_Records supplied_
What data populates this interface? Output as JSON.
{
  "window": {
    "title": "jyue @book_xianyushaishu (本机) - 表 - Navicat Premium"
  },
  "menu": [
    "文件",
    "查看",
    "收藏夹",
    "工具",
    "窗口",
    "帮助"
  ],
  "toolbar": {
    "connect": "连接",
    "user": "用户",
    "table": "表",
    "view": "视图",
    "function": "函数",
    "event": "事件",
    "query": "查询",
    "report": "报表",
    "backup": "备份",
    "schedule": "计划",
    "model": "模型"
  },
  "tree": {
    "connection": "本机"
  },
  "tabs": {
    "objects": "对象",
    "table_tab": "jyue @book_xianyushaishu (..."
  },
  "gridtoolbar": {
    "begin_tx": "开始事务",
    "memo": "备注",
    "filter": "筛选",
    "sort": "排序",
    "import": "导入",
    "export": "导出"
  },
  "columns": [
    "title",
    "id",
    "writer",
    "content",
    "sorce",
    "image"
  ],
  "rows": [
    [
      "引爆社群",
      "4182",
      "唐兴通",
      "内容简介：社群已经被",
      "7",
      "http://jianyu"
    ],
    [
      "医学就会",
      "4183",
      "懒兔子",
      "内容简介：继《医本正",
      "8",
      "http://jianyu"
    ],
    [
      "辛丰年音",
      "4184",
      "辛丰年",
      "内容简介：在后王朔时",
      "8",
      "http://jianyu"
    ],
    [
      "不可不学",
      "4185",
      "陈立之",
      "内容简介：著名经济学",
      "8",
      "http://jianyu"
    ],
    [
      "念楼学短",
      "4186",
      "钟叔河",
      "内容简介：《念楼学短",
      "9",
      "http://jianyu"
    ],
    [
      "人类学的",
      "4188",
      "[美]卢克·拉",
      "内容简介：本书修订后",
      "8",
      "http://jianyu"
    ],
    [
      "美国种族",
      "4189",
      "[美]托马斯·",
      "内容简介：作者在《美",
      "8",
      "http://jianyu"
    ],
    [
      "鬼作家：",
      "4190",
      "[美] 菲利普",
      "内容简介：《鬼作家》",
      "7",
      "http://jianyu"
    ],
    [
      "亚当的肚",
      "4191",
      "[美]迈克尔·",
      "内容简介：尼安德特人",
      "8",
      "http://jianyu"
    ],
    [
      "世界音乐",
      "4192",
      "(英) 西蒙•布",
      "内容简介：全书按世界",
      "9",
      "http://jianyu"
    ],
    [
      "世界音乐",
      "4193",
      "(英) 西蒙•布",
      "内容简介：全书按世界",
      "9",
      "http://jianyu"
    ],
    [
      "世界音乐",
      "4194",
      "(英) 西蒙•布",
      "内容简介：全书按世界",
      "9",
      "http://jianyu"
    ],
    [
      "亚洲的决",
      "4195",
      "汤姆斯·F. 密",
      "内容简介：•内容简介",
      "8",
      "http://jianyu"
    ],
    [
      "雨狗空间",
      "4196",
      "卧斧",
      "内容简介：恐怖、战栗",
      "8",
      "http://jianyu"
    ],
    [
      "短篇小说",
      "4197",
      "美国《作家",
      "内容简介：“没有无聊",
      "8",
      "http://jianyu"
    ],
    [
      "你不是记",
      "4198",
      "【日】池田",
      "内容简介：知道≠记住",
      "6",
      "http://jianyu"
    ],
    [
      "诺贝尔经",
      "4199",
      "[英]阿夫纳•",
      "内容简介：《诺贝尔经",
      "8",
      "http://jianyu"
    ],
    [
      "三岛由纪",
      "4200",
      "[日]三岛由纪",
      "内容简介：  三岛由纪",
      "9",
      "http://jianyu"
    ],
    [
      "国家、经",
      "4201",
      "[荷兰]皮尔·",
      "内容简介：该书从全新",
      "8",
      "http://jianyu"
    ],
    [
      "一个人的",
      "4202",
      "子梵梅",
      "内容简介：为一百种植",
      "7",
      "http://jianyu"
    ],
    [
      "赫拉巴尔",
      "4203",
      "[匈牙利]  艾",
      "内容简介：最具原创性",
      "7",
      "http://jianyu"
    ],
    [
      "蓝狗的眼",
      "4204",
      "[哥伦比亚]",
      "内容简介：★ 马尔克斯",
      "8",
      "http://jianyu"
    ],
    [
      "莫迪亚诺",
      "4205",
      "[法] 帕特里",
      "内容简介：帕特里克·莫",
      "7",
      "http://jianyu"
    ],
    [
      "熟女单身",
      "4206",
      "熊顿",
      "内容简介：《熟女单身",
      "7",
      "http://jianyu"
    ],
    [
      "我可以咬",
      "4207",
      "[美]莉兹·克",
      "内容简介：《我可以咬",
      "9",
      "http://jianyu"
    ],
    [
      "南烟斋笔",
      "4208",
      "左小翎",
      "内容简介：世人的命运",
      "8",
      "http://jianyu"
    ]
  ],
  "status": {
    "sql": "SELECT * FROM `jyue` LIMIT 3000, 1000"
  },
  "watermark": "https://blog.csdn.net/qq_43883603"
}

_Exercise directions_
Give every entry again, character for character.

_Exercise output_
What data populates this interface? Output as JSON.
{
  "window": {
    "title": "jyue @book_xianyushaishu (本机) - 表 - Navicat Premium"
  },
  "menu": [
    "文件",
    "查看",
    "收藏夹",
    "工具",
    "窗口",
    "帮助"
  ],
  "toolbar": {
    "connect": "连接",
    "user": "用户",
    "table": "表",
    "view": "视图",
    "function": "函数",
    "event": "事件",
    "query": "查询",
    "report": "报表",
    "backup": "备份",
    "schedule": "计划",
    "model": "模型"
  },
  "tree": {
    "connection": "本机"
  },
  "tabs": {
    "objects": "对象",
    "table_tab": "jyue @book_xianyushaishu (..."
  },
  "gridtoolbar": {
    "begin_tx": "开始事务",
    "memo": "备注",
    "filter": "筛选",
    "sort": "排序",
    "import": "导入",
    "export": "导出"
  },
  "columns": [
    "title",
    "id",
    "writer",
    "content",
    "sorce",
    "image"
  ],
  "rows": [
    [
      "引爆社群",
      "4182",
      "唐兴通",
      "内容简介：社群已经被",
      "7",
      "http://jianyu"
    ],
    [
      "医学就会",
      "4183",
      "懒兔子",
      "内容简介：继《医本正",
      "8",
      "http://jianyu"
    ],
    [
      "辛丰年音",
      "4184",
      "辛丰年",
      "内容简介：在后王朔时",
      "8",
      "http://jianyu"
    ],
    [
      "不可不学",
      "4185",
      "陈立之",
      "内容简介：著名经济学",
      "8",
      "http://jianyu"
    ],
    [
      "念楼学短",
      "4186",
      "钟叔河",
      "内容简介：《念楼学短",
      "9",
      "http://jianyu"
    ],
    [
      "人类学的",
      "4188",
      "[美]卢克·拉",
      "内容简介：本书修订后",
      "8",
      "http://jianyu"
    ],
    [
      "美国种族",
      "4189",
      "[美]托马斯·",
      "内容简介：作者在《美",
      "8",
      "http://jianyu"
    ],
    [
      "鬼作家：",
      "4190",
      "[美] 菲利普",
      "内容简介：《鬼作家》",
      "7",
      "http://jianyu"
    ],
    [
      "亚当的肚",
      "4191",
      "[美]迈克尔·",
      "内容简介：尼安德特人",
      "8",
      "http://jianyu"
    ],
    [
      "世界音乐",
      "4192",
      "(英) 西蒙•布",
      "内容简介：全书按世界",
      "9",
      "http://jianyu"
    ],
    [
      "世界音乐",
      "4193",
      "(英) 西蒙•布",
      "内容简介：全书按世界",
      "9",
      "http://jianyu"
    ],
    [
      "世界音乐",
      "4194",
      "(英) 西蒙•布",
      "内容简介：全书按世界",
      "9",
      "http://jianyu"
    ],
    [
      "亚洲的决",
      "4195",
      "汤姆斯·F. 密",
      "内容简介：•内容简介",
      "8",
      "http://jianyu"
    ],
    [
      "雨狗空间",
      "4196",
      "卧斧",
      "内容简介：恐怖、战栗",
      "8",
      "http://jianyu"
    ],
    [
      "短篇小说",
      "4197",
      "美国《作家",
      "内容简介：“没有无聊",
      "8",
      "http://jianyu"
    ],
    [
      "你不是记",
      "4198",
      "【日】池田",
      "内容简介：知道≠记住",
      "6",
      "http://jianyu"
    ],
    [
      "诺贝尔经",
      "4199",
      "[英]阿夫纳•",
      "内容简介：《诺贝尔经",
      "8",
      "http://jianyu"
    ],
    [
      "三岛由纪",
      "4200",
      "[日]三岛由纪",
      "内容简介：  三岛由纪",
      "9",
      "http://jianyu"
    ],
    [
      "国家、经",
      "4201",
      "[荷兰]皮尔·",
      "内容简介：该书从全新",
      "8",
      "http://jianyu"
    ],
    [
      "一个人的",
      "4202",
      "子梵梅",
      "内容简介：为一百种植",
      "7",
      "http://jianyu"
    ],
    [
      "赫拉巴尔",
      "4203",
      "[匈牙利]  艾",
      "内容简介：最具原创性",
      "7",
      "http://jianyu"
    ],
    [
      "蓝狗的眼",
      "4204",
      "[哥伦比亚]",
      "内容简介：★ 马尔克斯",
      "8",
      "http://jianyu"
    ],
    [
      "莫迪亚诺",
      "4205",
      "[法] 帕特里",
      "内容简介：帕特里克·莫",
      "7",
      "http://jianyu"
    ],
    [
      "熟女单身",
      "4206",
      "熊顿",
      "内容简介：《熟女单身",
      "7",
      "http://jianyu"
    ],
    [
      "我可以咬",
      "4207",
      "[美]莉兹·克",
      "内容简介：《我可以咬",
      "9",
      "http://jianyu"
    ],
    [
      "南烟斋笔",
      "4208",
      "左小翎",
      "内容简介：世人的命运",
      "8",
      "http://jianyu"
    ]
  ],
  "status": {
    "sql": "SELECT * FROM `jyue` LIMIT 3000, 1000"
  },
  "watermark": "https://blog.csdn.net/qq_43883603"
}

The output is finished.